■ Your assignment:
Exact copies of the lines from the one with "Parse this screenshot: output" through the last line of the entries, and no pictures, make up the answer.

■ Source information:

########

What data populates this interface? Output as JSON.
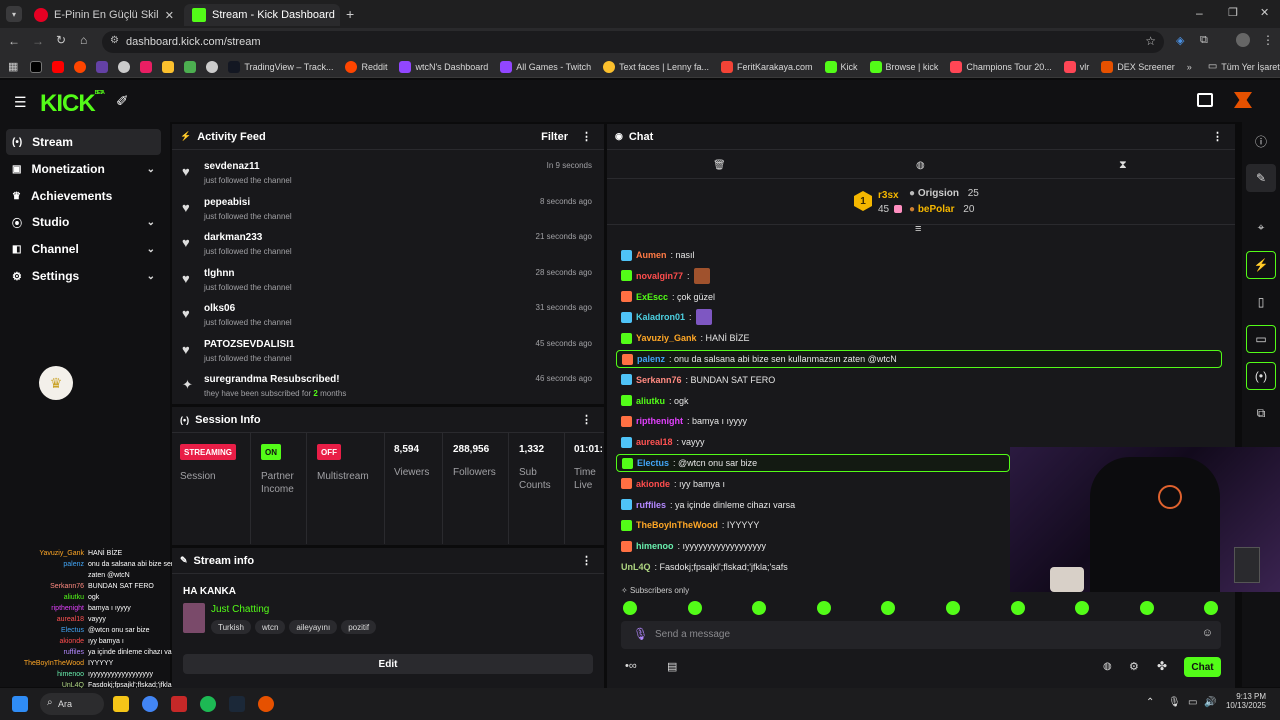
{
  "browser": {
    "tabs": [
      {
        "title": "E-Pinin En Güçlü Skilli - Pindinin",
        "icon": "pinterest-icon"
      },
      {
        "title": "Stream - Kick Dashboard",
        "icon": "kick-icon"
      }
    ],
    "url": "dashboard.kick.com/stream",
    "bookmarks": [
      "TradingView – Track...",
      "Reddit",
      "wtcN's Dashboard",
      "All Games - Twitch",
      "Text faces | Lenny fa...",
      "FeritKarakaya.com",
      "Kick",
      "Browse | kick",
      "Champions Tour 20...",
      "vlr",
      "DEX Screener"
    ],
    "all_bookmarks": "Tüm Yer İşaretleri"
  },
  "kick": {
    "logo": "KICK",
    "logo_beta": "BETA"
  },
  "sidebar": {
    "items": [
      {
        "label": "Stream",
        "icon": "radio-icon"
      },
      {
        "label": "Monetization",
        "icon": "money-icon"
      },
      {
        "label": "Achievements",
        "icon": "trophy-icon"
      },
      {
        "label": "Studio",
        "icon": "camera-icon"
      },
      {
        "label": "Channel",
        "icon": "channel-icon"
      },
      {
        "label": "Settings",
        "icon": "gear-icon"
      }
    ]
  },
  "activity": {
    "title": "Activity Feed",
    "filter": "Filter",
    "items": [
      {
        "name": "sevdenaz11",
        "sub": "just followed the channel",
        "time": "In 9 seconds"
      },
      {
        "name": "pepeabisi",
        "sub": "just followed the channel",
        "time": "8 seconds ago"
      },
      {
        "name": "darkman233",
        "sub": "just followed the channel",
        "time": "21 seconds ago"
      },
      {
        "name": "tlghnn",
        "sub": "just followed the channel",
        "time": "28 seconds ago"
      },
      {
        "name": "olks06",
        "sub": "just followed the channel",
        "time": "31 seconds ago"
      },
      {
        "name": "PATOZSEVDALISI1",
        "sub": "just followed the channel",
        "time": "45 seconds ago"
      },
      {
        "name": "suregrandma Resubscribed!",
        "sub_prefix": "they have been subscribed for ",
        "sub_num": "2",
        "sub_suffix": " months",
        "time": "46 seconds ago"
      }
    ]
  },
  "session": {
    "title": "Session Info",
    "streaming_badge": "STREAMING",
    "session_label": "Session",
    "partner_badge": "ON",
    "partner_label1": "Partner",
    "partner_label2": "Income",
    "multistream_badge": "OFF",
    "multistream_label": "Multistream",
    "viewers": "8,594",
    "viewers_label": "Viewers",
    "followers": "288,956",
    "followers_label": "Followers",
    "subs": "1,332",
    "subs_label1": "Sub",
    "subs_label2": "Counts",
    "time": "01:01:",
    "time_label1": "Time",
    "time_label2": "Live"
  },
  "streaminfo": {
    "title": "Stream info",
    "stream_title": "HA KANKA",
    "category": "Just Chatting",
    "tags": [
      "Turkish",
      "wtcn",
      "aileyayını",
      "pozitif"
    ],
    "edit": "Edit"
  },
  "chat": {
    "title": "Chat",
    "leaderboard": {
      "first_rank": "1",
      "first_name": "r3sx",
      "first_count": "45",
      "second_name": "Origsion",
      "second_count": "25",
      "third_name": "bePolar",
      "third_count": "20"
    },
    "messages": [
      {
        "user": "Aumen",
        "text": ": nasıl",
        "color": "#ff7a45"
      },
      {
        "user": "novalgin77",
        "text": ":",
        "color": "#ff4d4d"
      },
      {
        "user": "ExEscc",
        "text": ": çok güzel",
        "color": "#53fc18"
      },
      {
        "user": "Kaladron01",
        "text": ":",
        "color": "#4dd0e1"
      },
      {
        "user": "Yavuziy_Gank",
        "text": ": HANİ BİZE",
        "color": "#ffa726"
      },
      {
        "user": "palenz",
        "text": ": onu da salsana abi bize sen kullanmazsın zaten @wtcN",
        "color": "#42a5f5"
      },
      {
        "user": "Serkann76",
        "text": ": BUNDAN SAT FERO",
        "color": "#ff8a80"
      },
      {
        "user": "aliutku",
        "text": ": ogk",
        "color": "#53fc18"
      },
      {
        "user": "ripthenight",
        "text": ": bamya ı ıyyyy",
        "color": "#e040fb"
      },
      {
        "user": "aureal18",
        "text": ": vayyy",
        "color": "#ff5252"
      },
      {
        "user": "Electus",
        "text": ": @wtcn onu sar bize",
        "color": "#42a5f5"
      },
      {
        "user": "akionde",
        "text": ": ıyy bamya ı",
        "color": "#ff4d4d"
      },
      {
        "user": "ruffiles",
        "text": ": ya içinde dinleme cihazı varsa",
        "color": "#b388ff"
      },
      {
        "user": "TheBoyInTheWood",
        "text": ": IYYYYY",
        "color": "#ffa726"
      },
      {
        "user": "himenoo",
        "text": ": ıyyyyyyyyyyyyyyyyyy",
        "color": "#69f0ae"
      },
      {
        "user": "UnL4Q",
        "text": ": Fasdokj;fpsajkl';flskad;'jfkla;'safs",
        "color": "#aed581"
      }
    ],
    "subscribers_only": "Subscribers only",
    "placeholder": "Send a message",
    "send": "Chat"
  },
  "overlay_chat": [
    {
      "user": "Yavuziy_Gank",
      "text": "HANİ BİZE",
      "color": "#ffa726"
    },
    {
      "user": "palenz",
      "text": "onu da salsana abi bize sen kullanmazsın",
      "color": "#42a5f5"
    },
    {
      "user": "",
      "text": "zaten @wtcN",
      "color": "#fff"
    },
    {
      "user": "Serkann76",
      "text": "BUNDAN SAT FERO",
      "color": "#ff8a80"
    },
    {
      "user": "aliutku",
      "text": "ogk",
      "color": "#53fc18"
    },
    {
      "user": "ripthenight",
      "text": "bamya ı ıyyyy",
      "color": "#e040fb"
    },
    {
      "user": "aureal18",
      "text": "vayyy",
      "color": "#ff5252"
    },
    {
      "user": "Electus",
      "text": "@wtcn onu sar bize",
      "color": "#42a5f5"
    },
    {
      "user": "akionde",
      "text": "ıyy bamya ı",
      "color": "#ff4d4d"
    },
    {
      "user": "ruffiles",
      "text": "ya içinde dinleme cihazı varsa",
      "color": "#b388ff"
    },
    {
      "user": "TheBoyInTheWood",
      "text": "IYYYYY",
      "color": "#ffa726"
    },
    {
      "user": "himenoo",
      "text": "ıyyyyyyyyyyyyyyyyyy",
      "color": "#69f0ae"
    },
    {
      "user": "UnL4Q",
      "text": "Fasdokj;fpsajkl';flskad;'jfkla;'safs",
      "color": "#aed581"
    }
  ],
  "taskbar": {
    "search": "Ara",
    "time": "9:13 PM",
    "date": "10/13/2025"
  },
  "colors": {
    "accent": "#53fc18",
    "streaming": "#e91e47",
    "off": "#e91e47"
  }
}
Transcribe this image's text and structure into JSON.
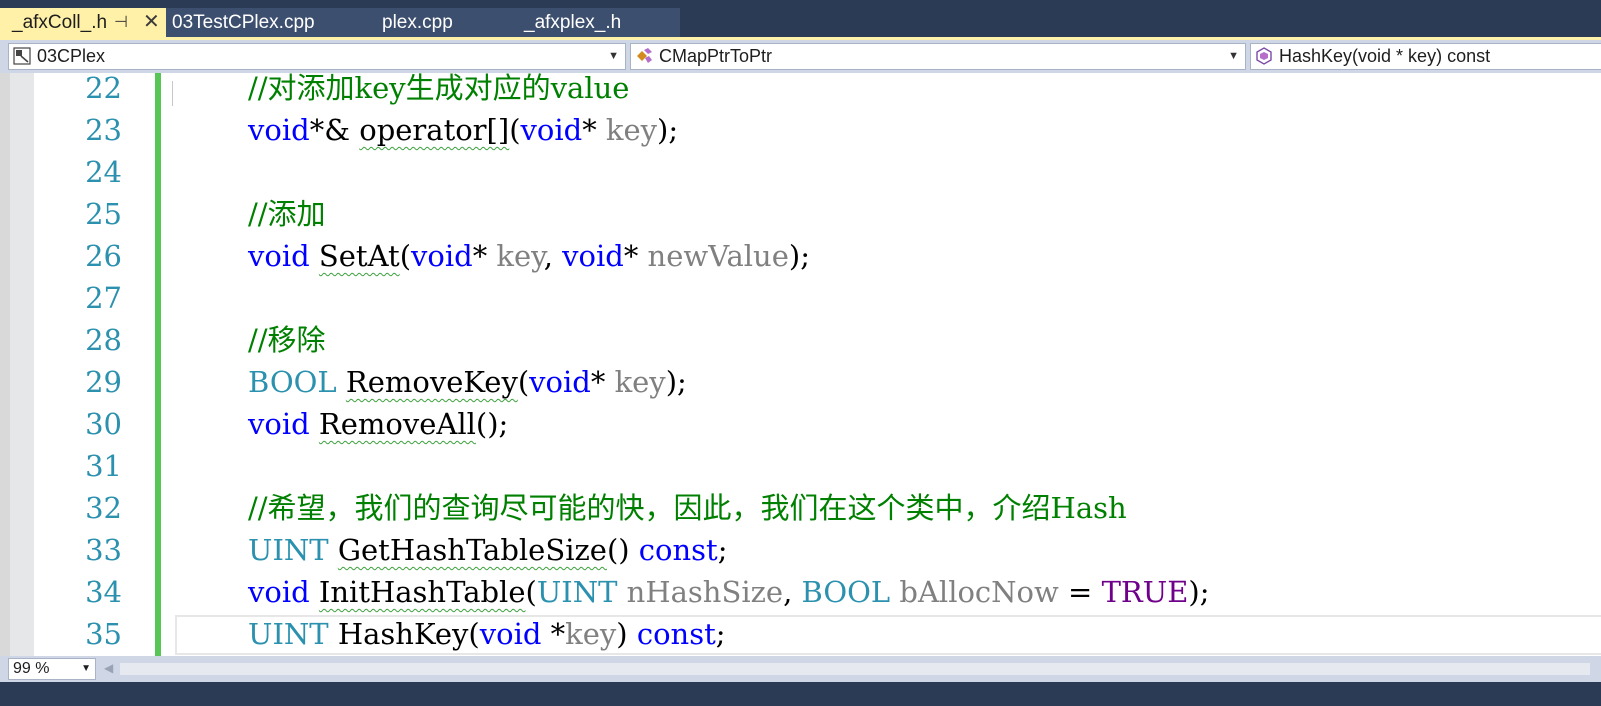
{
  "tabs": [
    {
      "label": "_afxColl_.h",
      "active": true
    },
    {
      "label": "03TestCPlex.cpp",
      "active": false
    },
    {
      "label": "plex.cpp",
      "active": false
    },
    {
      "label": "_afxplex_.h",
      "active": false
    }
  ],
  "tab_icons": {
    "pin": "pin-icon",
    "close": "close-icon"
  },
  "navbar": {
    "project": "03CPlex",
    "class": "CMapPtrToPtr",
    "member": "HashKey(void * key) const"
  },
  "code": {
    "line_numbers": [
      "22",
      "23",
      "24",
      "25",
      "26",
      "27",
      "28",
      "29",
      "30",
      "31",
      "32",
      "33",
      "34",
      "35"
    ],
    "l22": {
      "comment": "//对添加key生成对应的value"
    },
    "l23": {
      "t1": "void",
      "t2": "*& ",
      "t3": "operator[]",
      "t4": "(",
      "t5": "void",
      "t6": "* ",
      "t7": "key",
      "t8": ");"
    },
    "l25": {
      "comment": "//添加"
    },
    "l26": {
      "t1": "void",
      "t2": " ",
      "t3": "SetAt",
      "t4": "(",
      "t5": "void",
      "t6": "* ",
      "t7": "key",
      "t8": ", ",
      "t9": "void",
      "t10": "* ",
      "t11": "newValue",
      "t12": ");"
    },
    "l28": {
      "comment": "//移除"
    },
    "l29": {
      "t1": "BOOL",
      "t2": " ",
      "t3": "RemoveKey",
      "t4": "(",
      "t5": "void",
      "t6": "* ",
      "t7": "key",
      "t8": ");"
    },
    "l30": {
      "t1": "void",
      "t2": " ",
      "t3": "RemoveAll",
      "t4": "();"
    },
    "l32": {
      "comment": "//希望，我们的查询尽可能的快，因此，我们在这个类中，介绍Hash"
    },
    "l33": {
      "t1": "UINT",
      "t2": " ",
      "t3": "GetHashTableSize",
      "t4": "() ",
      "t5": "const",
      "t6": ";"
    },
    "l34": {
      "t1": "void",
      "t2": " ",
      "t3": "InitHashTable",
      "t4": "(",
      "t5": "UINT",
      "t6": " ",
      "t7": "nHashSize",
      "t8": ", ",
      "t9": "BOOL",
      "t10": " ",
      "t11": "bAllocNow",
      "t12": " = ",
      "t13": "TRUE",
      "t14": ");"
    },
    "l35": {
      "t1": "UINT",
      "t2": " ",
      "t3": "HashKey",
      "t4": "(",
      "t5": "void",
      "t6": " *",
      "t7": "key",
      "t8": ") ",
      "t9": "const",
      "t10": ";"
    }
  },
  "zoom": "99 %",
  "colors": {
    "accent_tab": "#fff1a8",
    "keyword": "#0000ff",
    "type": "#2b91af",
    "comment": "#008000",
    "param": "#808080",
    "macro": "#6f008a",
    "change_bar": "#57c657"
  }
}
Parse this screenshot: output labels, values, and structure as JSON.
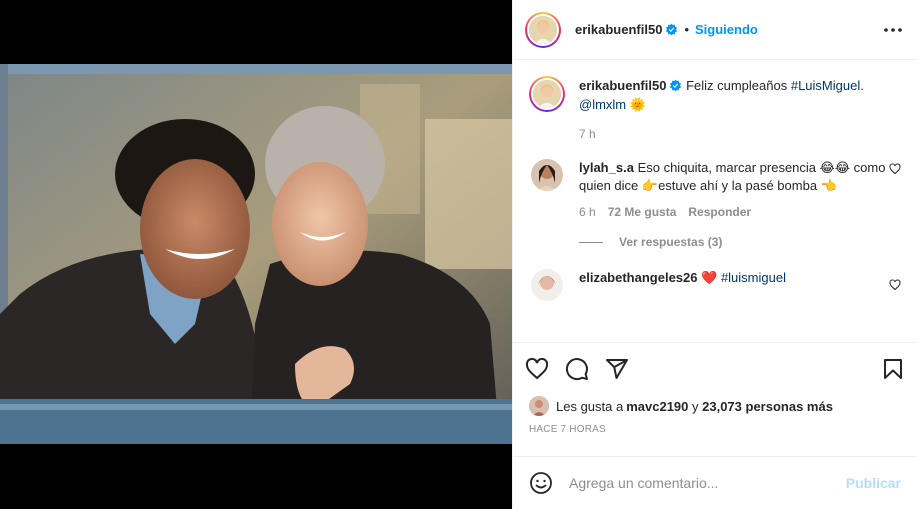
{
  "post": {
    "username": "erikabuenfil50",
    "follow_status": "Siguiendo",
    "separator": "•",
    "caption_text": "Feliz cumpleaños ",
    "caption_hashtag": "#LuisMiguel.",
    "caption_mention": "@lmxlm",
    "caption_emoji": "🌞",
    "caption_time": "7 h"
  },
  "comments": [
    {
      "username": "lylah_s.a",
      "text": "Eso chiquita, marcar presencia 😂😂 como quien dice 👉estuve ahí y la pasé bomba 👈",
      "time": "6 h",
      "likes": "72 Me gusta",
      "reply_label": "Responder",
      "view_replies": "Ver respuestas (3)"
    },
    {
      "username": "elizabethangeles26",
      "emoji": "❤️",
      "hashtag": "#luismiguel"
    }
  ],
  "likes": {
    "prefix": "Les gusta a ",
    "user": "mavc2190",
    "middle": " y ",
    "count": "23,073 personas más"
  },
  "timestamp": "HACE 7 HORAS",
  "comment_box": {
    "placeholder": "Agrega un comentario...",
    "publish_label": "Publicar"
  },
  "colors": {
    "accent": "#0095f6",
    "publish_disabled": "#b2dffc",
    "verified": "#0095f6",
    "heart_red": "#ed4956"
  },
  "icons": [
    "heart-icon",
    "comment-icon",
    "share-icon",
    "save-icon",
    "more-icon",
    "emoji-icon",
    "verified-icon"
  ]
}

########

■ Task result:
Parse this screenshot: output labels, values, and structure as JSON.
{
  "post": {
    "username": "erikabuenfil50",
    "follow_status": "Siguiendo",
    "separator": "•",
    "caption_text": "Feliz cumpleaños ",
    "caption_hashtag": "#LuisMiguel.",
    "caption_mention": "@lmxlm",
    "caption_emoji": "🌞",
    "caption_time": "7 h"
  },
  "comments": [
    {
      "username": "lylah_s.a",
      "text": "Eso chiquita, marcar presencia 😂😂 como quien dice 👉estuve ahí y la pasé bomba 👈",
      "time": "6 h",
      "likes": "72 Me gusta",
      "reply_label": "Responder",
      "view_replies": "Ver respuestas (3)"
    },
    {
      "username": "elizabethangeles26",
      "emoji": "❤️",
      "hashtag": "#luismiguel"
    }
  ],
  "likes": {
    "prefix": "Les gusta a ",
    "user": "mavc2190",
    "middle": " y ",
    "count": "23,073 personas más"
  },
  "timestamp": "HACE 7 HORAS",
  "comment_box": {
    "placeholder": "Agrega un comentario...",
    "publish_label": "Publicar"
  },
  "colors": {
    "accent": "#0095f6",
    "publish_disabled": "#b2dffc",
    "verified": "#0095f6",
    "heart_red": "#ed4956"
  },
  "icons": [
    "heart-icon",
    "comment-icon",
    "share-icon",
    "save-icon",
    "more-icon",
    "emoji-icon",
    "verified-icon"
  ]
}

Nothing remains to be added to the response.